Getting Started With A Personal Injury Lawsuit In North Carolina


Filing a personal injury lawsuit can differ quite a bit from state to state. To give you a good idea of where to begin when filing in North Carolina, here are some questions you should ask yourself:

How long do you have to file?

Your first and biggest concern is going to be whether you are within the statute of limitations. If you aren't, then your case might be dead in the water. For North Carolina, this means filing within 3 years of the incident. There are some exceptions, but they are generally judged on an individual basis.

For example, if a minor wants to file a case, then they can wait until they are a legal adult. The 3 year timer will not start counting until they become an adult, which gives them a fair bit of time to plan out their lawsuit and gather evidence.

You might also be able to argue that your injuries went undiscovered for many years and that they only affected your life after the statute of limitations that expired. In order to successfully argue this, you will have the difficult task of proving that your injuries are directly related to the injury from many years before. This is often easiest when dealing with chemical exposure cases.

How much money can you get?

Many states have explicit caps on how much money you can actually get in a given case. They restrictions are often dependent on the type of damages that you are asking for. While normal compensatory damages (auto bills or medical bills) will usually be totally unrestricted, you might not be able to ask for $1,000,000 in pain and suffering or loss of companionship (non-economic damages).

North Carolina rarely utilizes such restrictions, but there are two situations where you might need to deal with them.

  1. If you are filing a medical malpractice lawsuit, then you will be restricted to $500,000 when it comes to non-economic damages like pain and suffering.
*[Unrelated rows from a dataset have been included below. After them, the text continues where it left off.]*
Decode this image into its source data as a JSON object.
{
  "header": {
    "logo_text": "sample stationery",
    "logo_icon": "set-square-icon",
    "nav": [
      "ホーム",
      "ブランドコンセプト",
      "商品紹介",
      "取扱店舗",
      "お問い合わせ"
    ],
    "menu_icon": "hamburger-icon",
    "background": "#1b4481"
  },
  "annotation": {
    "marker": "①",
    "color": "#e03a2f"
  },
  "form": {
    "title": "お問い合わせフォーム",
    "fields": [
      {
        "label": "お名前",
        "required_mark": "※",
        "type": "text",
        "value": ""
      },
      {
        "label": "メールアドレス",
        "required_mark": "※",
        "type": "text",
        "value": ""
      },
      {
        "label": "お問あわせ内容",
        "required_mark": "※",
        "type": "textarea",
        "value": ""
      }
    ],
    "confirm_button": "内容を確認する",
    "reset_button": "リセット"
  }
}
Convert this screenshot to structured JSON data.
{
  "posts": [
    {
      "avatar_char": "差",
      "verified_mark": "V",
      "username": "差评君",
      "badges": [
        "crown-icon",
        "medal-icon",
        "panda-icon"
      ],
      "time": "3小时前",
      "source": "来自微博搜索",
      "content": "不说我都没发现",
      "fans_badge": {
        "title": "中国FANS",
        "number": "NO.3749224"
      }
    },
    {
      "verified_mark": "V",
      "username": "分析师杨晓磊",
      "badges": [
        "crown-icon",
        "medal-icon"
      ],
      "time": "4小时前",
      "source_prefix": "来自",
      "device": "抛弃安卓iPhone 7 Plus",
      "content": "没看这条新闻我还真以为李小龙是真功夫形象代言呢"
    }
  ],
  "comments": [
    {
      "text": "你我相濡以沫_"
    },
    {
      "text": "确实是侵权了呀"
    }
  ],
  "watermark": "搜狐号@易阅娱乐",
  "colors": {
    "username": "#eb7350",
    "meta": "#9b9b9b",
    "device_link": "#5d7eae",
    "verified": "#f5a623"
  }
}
Your other damages will not be restricted, which means that you will still be able to sue for the full amount of your medical expenses.
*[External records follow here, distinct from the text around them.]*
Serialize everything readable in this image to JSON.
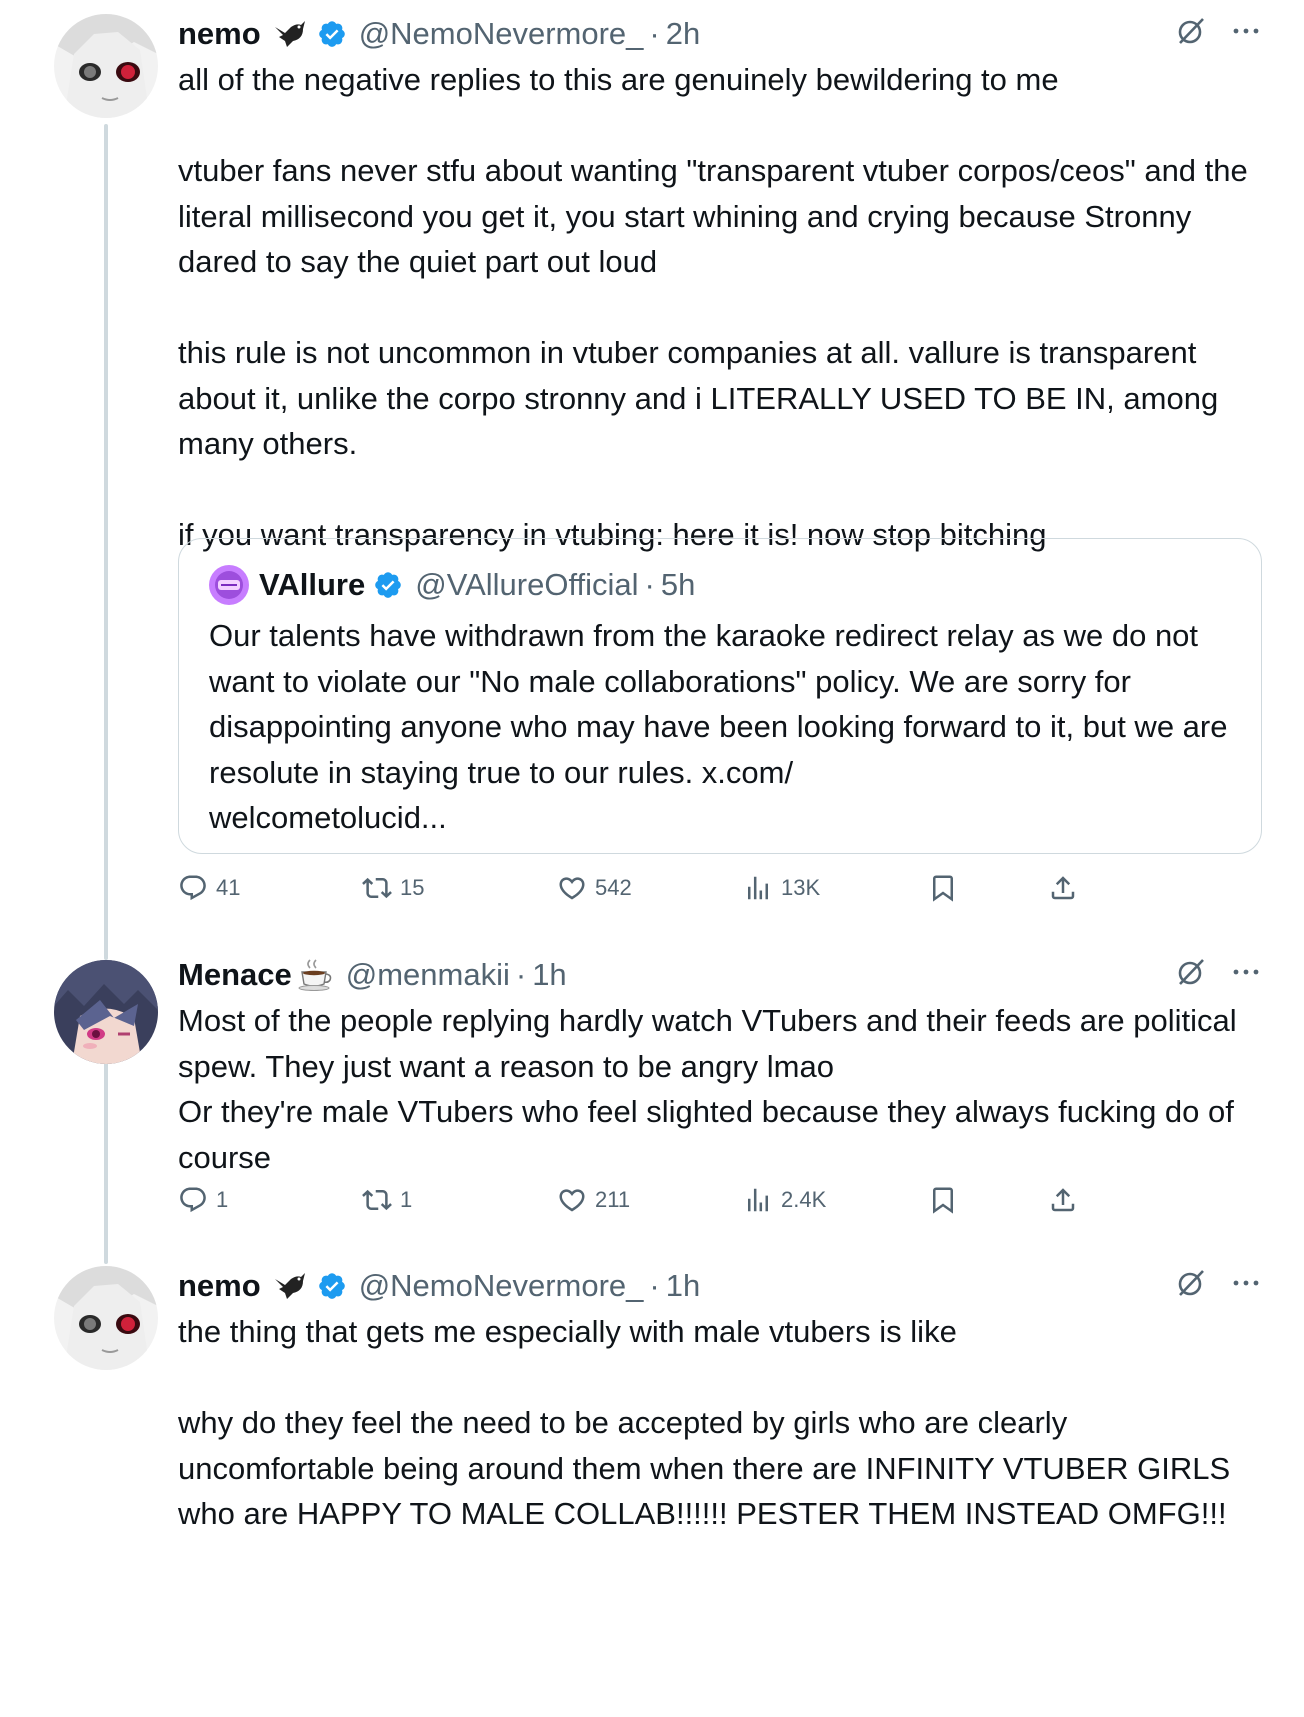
{
  "colors": {
    "text": "#0f1419",
    "secondary": "#536471",
    "verified": "#1d9bf0",
    "border": "#cfd9de"
  },
  "tweets": [
    {
      "name": "nemo",
      "name_emoji": "bird-icon",
      "handle": "@NemoNevermore_",
      "time": "2h",
      "text": "all of the negative replies to this are genuinely bewildering to me\n\nvtuber fans never stfu about wanting \"transparent vtuber corpos/ceos\" and the literal millisecond you get it, you start whining and crying because Stronny dared to say the quiet part out loud\n\nthis rule is not uncommon in vtuber companies at all. vallure is transparent about it, unlike the corpo stronny and i LITERALLY USED TO BE IN, among many others.\n\nif you want transparency in vtubing: here it is! now stop bitching",
      "quote": {
        "name": "VAllure",
        "handle": "@VAllureOfficial",
        "time": "5h",
        "text": "Our talents have withdrawn from the karaoke redirect relay as we do not want to violate our \"No male collaborations\" policy. We are sorry for disappointing anyone who may have been looking forward to it, but we are resolute in staying true to our rules. x.com/\nwelcometolucid..."
      },
      "replies": "41",
      "reposts": "15",
      "likes": "542",
      "views": "13K"
    },
    {
      "name": "Menace",
      "name_emoji": "coffee-icon",
      "handle": "@menmakii",
      "time": "1h",
      "text": "Most of the people replying hardly watch VTubers and their feeds are political spew. They just want a reason to be angry lmao\nOr they're male VTubers who feel slighted because they always fucking do of course",
      "replies": "1",
      "reposts": "1",
      "likes": "211",
      "views": "2.4K"
    },
    {
      "name": "nemo",
      "name_emoji": "bird-icon",
      "handle": "@NemoNevermore_",
      "time": "1h",
      "text": "the thing that gets me especially with male vtubers is like\n\nwhy do they feel the need to be accepted by girls who are clearly uncomfortable being around them when there are INFINITY VTUBER GIRLS who are HAPPY TO MALE COLLAB!!!!!! PESTER THEM INSTEAD OMFG!!!"
    }
  ]
}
  2. In very extreme lawsuits, you will be able to sue for something called punitive damages. However, these damages are restricted to either $250,000 or three times the rest of your damages combined, whichever is greater. Punitive damages are rarely warranted since they require that you prove the other party acted out of gross negligence, which is not easy to prove.

  3. Since states vary, be sure to check your state's rules carefully and enlist the help of professionals like Master Weinstein Shatz Moyer, P.C.


14 January 2016

My Day in Court

When I sued a product manufacturer after a disfiguring accident, I never expected to actually go to court. I assumed that the case would eventually be settled, like most personal injury cases are. To my surprise, they wouldn't budge, and we ended up having to go all the way to court. I was pretty nervous about testifying, but I had a great attorney that prepared me well, and everything went smoothly. In the end, the jury saw things my way. I realized that I probably wasn't the only person to ever experience an unexpected day in court, and that's how I got the idea to start this blog. If you're looking for tips to help you prepare or wondering what to expect when you go to court for a lawsuit, this blog contains important information for you.